Your objective → Could the data below be copied out in full, word for word?
--------------------
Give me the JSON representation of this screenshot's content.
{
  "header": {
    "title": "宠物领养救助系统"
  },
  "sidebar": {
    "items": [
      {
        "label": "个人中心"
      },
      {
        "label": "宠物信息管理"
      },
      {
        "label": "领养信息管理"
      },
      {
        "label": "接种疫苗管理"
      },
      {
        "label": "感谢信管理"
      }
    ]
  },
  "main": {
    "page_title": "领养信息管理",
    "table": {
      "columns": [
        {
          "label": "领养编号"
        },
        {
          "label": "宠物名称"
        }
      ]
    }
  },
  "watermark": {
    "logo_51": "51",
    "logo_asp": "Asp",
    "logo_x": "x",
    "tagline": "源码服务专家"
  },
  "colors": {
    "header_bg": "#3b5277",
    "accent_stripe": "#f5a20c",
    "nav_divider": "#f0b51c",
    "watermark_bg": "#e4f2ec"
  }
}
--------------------
Exercise result →
Give me the JSON representation of this screenshot's content.
{
  "header": {
    "title": "宠物领养救助系统"
  },
  "sidebar": {
    "items": [
      {
        "label": "个人中心"
      },
      {
        "label": "宠物信息管理"
      },
      {
        "label": "领养信息管理"
      },
      {
        "label": "接种疫苗管理"
      },
      {
        "label": "感谢信管理"
      }
    ]
  },
  "main": {
    "page_title": "领养信息管理",
    "table": {
      "columns": [
        {
          "label": "领养编号"
        },
        {
          "label": "宠物名称"
        }
      ]
    }
  },
  "watermark": {
    "logo_51": "51",
    "logo_asp": "Asp",
    "logo_x": "x",
    "tagline": "源码服务专家"
  },
  "colors": {
    "header_bg": "#3b5277",
    "accent_stripe": "#f5a20c",
    "nav_divider": "#f0b51c",
    "watermark_bg": "#e4f2ec"
  }
}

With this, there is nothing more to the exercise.